There are a lot of jokes in the romantic comedy Friends with Benefits, but most of them miss the mark. It’s almost as if everyone was trying just a little too hard. The witticisms uttered by Justin Timberlake and Mila Kunis, as Dylan and Jamie respectively, sound exactly what they are – written by a team of screenwriters. Both Timberlake and Kunis are capable comic actors, but for some reason, nothing they say in this movie ever sounds fresh or spontaneous. Only Woody Harrelson, playing GQ magazine designer Tommy, manages to wring some laughs (and, as the supplemental features reveal, this was largely through improvising).
The premise is simple. Dylan and Jamie are both the dumped rather unceremoniously by their significant others (brief cameo appearances by Emma Stone and SNL’s Andy Samberg). Their paths cross when Dylan comes moves from Los Angeles to New York City, where Jamie is a headhunter for GQ. Dylan takes the job, but his relationship with Jamie blossoms into a close friendship. As the title suggests, the two decide to be more than “just friends,” stopping short of becoming emotionally involved. Predictably, that proves harder to do than they expected.
Though it earns its R rating, the movie cops out when it comes to the sex scenes. With the exception of a few shots of Timberlake’s ass, everything is strategically placed to avoid revealing too much flesh. If you (like me) were hoping for some nudity from Mila Kunis – forget it. Even her one ultra-quick ass shot is a body double (as pointed with glee by Timberlake in the commentary). Ultimately the sex scenes, through relatively frequent, are way too tame to sustain any real interest. It’s not like I was expecting Showgirls or something, but come on – this is supposed to be a sex romp.

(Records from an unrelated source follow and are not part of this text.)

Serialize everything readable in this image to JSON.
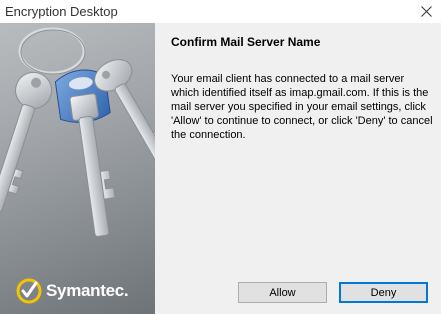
{
  "window": {
    "title": "Encryption Desktop"
  },
  "side_panel": {
    "brand_name": "Symantec."
  },
  "dialog": {
    "heading": "Confirm Mail Server Name",
    "message": "Your email client has connected to a mail server which identified itself as imap.gmail.com.  If this is the mail server you specified in your email settings, click 'Allow' to continue to connect, or click 'Deny' to cancel the connection."
  },
  "buttons": {
    "allow_label": "Allow",
    "deny_label": "Deny"
  },
  "icons": {
    "close": "close-icon",
    "keys": "keys-illustration",
    "brand": "symantec-logo-icon"
  },
  "colors": {
    "side_panel": "#9a9ea2",
    "brand_yellow": "#f5c400",
    "key_blue": "#3c78c8",
    "focus_border": "#0078d7"
  }
}
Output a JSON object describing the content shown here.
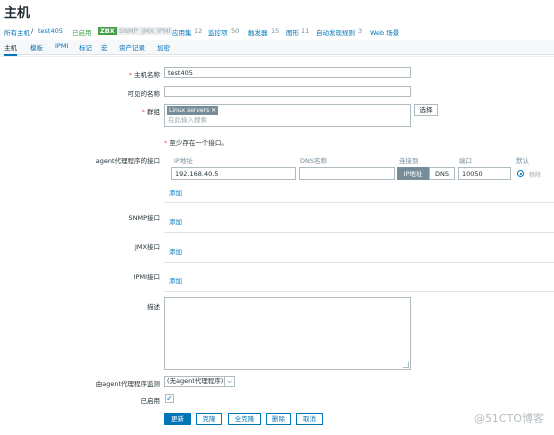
{
  "page": {
    "title": "主机"
  },
  "breadcrumb": {
    "all_hosts": "所有主机",
    "separator": "/",
    "host": "test405",
    "enabled": "已启用",
    "zbx": "ZBX",
    "snmp": "SNMP",
    "jmx": "JMX",
    "ipmi": "IPMI",
    "applications": "应用集",
    "applications_count": "12",
    "items": "监控项",
    "items_count": "50",
    "triggers": "触发器",
    "triggers_count": "15",
    "graphs": "图形",
    "graphs_count": "11",
    "discovery": "自动发现规则",
    "discovery_count": "3",
    "web": "Web 场景"
  },
  "tabs": [
    "主机",
    "模板",
    "IPMI",
    "标记",
    "宏",
    "资产记录",
    "加密"
  ],
  "form": {
    "host_name_label": "主机名称",
    "host_name_value": "test405",
    "visible_name_label": "可见的名称",
    "visible_name_value": "",
    "groups_label": "群组",
    "group_chip": "Linux servers",
    "group_chip_remove": "✕",
    "groups_placeholder": "在此输入搜索",
    "select_button": "选择",
    "required_asterisk": "*",
    "interface_note": "至少存在一个接口。",
    "agent_label": "agent代理程序的接口",
    "col_ip": "IP地址",
    "col_dns": "DNS名称",
    "col_connect": "连接到",
    "col_port": "端口",
    "col_default": "默认",
    "ip_value": "192.168.40.5",
    "dns_value": "",
    "connect_ip": "IP地址",
    "connect_dns": "DNS",
    "port_value": "10050",
    "remove_link": "移除",
    "add_link": "添加",
    "snmp_label": "SNMP接口",
    "jmx_label": "JMX接口",
    "ipmi_label": "IPMI接口",
    "description_label": "描述",
    "proxy_label": "由agent代理程序监测",
    "proxy_value": "(无agent代理程序)",
    "enabled_label": "已启用",
    "enabled_checked": true
  },
  "buttons": {
    "update": "更新",
    "clone": "克隆",
    "full_clone": "全克隆",
    "delete": "删除",
    "cancel": "取消"
  },
  "watermark": "@51CTO博客",
  "colors": {
    "accent": "#0275b8",
    "enabled_green": "#429e47",
    "required_red": "#e45959"
  }
}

The central question asked by Friends with Benefits is: can a man and woman with perfectly matched personalities and totally sexually compatible maintain an emotionally detached friendship? If you can’t guess the answer, you probably haven’t seen too many romantic comedies. Which may be a good thing in terms of enjoying this movie. The cast is game and the plot moves along at a suitably brisk pace. But it never catches fire the way it could have. And a subplot that makes light of Dylan’s Alzheimer-stricken father (Richard Jenkins) is unfortunately a distasteful stain on an otherwise harmless trifle.
Friends with Benefits looks more than acceptable on Blu-ray, framed at 2.40:1. Shot digitally, the transfer looks good without ever being spectacular. Detail is strong overall even in low light scenes, which is a good thing considering how much of the movie takes place at night. When she’s backlit, you can practically count the individual strands protruding from Mila Kunis’ otherwise straight hair. Maybe it’s just the makeup or the way they were lit, but the actors’ faces appear a bit smoothed over and lacking in fine detail. Colors seem intentionally subdued, giving the film a somewhat cool look. This is not a poor reflection on the Blu-ray, just worth mentioning as this isn’t the kind of presentation where colors pop off the screen. This is not a stunning example of high definition’s capability, but it looks just fine.
The 5.1 DTS-HD Master Audio soundtrack is simply adequate. This type of movie doesn’t really require anything more than is delivered here. Dialogue is centered, distortion-free, and always mixed at an appropriate level. Being a dialogue-driven romantic comedy, there isn’t much going on in the rear channels other than crowd or traffic noise during the appropriate scenes. It all sounds fine without being anything noteworthy. A scene involving Woody Harrelson piloting a small water vessel on New York harbor offers a bit of an atypically immersive soundscape. Music is clear and provides some nice LFE channel action.
Supplemental features include a surprisingly entertaining commentary track by director Will Gluck accompanied by stars Timberlake and Kunis. The chatty, profanity-laced track is refreshingly funny, with on one taking it too seriously (not kidding – the commentary is infinitely funnier than the movie itself). The eight minutes of deleted scenes contain a few laughs, while the outtake reel is a fairly standard montage of miffed lines (Harrelson provides the best bits). Exclusive to Blu-ray are a pop-up trivia track, a fluffy behind the scene featurette, and another short featurette about choreographing the flash mob sequence. The Blu-ray/DVD combo pack also includes – you guessed it – a standard DVD of the movie as well as an UltraViolet digital copy.